Andrew recently introduced me to the Eragon series of books and we have been enjoying the story together. I was amazed when he received some money for his birthday and wanted to spend it on the hard cover version of Eragon and its sequel.
We are planning to be at the theatre on the opening day of the Eragon movie in a couple weeks. Several times the children have mentioned that the books are always better than the movies, and this has thrilled me to know that they understand the limitations of the screen.
While it is fun to watch, to truly get into the minds of the characters in books you have to read.
I need to run, we are getting ready to attend the temple this morning.
This summer I will be teaching our four oldest children some basic meal planning and food budgeting.
Our experiment is going to include five days of lunch prep for each child. Michelle, Allison, Jeffrey, and Andrew will each be given five days and $100.00 to prepare a five course meal for our family of seven.
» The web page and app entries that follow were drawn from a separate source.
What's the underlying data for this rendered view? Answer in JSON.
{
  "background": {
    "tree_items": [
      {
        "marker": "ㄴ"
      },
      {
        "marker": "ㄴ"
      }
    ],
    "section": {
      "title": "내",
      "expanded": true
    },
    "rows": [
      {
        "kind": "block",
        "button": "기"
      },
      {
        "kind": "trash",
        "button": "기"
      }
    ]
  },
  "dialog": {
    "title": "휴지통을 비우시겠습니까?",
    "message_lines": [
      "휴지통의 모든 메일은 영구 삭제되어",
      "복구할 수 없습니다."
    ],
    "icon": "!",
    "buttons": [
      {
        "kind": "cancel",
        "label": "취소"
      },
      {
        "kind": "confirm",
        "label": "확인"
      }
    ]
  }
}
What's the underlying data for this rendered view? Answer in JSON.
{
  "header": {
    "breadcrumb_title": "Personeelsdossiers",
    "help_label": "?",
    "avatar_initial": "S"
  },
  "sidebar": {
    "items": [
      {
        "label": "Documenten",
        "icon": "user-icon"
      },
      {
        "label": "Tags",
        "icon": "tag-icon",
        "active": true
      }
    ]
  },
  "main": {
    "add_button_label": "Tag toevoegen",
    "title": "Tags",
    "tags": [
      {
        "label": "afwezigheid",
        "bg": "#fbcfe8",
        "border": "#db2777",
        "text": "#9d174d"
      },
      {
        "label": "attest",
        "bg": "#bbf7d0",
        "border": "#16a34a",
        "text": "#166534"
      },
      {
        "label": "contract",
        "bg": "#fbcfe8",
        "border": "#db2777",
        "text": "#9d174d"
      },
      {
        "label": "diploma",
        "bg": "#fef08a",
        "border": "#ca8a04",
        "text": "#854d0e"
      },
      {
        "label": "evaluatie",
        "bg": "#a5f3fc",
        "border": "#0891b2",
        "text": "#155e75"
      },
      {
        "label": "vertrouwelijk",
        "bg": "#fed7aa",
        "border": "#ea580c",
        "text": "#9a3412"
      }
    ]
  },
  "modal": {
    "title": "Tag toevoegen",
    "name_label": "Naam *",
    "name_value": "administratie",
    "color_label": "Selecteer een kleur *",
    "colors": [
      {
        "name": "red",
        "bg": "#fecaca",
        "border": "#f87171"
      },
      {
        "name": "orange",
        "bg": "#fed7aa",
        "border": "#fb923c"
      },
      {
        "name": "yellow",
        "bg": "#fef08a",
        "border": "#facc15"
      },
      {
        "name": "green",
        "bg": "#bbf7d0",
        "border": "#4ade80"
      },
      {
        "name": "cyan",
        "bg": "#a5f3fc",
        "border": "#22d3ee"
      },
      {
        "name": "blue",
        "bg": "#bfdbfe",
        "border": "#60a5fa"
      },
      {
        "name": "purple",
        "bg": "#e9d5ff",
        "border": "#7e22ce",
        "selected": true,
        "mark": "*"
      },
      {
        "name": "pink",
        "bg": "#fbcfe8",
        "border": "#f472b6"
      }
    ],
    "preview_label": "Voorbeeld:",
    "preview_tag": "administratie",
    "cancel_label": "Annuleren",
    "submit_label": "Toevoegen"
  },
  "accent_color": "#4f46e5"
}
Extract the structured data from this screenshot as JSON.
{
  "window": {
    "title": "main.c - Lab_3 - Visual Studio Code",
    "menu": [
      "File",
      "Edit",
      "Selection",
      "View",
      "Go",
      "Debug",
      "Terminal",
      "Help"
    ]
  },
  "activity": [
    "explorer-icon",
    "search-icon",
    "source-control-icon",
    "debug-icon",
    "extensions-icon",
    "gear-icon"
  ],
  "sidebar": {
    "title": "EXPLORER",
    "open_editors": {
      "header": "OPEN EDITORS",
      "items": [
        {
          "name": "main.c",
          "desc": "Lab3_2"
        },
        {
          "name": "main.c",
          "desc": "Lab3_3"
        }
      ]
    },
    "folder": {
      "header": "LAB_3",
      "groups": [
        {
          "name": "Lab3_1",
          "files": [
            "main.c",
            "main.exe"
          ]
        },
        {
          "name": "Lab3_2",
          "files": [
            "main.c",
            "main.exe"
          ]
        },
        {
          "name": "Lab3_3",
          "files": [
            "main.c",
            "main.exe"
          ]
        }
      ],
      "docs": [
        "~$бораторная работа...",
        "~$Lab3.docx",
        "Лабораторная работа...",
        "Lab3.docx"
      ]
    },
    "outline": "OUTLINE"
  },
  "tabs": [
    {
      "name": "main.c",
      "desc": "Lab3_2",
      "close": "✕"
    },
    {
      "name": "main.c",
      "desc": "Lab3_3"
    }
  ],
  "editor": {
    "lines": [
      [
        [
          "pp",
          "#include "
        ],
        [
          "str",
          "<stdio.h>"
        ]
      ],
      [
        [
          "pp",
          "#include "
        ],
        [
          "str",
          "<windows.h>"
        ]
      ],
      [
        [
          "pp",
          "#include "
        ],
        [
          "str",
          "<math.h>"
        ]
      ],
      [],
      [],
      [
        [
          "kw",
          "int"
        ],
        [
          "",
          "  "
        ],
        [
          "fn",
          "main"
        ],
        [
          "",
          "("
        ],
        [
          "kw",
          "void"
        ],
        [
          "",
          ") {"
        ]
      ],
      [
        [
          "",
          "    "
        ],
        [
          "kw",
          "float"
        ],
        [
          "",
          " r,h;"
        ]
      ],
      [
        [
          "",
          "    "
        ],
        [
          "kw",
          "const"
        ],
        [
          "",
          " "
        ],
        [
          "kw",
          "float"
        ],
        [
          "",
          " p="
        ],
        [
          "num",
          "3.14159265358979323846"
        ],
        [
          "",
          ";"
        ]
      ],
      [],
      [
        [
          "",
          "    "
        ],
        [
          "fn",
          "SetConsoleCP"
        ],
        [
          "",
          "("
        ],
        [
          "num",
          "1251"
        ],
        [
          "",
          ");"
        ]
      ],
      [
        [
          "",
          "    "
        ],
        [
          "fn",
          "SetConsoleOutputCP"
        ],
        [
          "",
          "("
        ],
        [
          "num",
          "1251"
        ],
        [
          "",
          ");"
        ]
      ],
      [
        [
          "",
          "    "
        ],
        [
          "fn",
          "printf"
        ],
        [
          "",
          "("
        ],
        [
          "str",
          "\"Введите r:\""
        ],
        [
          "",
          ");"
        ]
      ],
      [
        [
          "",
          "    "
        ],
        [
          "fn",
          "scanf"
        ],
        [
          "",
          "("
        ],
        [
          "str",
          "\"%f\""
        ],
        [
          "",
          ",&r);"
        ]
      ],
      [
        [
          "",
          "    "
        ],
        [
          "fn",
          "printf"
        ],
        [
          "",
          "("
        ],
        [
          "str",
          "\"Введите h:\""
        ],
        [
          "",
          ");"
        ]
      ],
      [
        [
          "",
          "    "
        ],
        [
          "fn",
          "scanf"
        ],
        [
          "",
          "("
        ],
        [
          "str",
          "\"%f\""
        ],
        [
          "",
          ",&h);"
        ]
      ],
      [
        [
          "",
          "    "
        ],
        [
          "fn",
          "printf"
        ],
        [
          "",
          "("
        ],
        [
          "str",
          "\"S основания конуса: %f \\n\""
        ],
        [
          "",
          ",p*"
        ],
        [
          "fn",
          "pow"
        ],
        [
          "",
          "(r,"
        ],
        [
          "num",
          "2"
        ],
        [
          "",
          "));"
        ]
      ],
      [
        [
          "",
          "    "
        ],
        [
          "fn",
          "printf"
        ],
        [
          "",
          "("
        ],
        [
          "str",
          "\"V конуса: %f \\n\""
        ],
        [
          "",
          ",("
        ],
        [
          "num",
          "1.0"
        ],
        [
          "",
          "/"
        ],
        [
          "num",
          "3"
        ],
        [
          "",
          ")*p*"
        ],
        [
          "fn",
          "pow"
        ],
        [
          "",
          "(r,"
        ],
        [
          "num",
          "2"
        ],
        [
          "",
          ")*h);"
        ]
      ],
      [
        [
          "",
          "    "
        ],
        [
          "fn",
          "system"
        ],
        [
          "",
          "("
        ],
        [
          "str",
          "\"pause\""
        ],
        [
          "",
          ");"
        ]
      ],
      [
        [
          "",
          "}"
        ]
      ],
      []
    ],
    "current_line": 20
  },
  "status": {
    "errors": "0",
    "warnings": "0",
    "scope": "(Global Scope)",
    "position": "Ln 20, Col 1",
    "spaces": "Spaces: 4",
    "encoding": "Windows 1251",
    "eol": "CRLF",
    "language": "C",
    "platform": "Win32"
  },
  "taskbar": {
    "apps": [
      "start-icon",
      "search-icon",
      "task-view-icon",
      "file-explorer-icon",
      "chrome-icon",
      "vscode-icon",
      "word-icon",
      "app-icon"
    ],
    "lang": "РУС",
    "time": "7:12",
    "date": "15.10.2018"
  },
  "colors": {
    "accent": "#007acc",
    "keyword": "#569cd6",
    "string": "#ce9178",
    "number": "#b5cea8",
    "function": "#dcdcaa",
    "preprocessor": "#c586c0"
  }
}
Each meal will include an appetizer, salad, soup, main dish (w/ protein, carb and vegetable), and dessert. Each serving must contain at least 25 grams of protein and the meal must cost less than $20.00 to prepare for the whole family. The children will be encouraged to use our food storage for basic ingredients, but will be required to do most of the cooking from scratch – with just a little help from mom.
I will continue to prepare breakfast and a light supper during the month of July, but the point of this experiment is to take our cooking/teaching to a higher level in terms of nutritional content and staying within a budget.
Paul works from home and most of us like to eat our main meal in the middle of the day, so this month of July is an ideal time to have our adventures in cooking.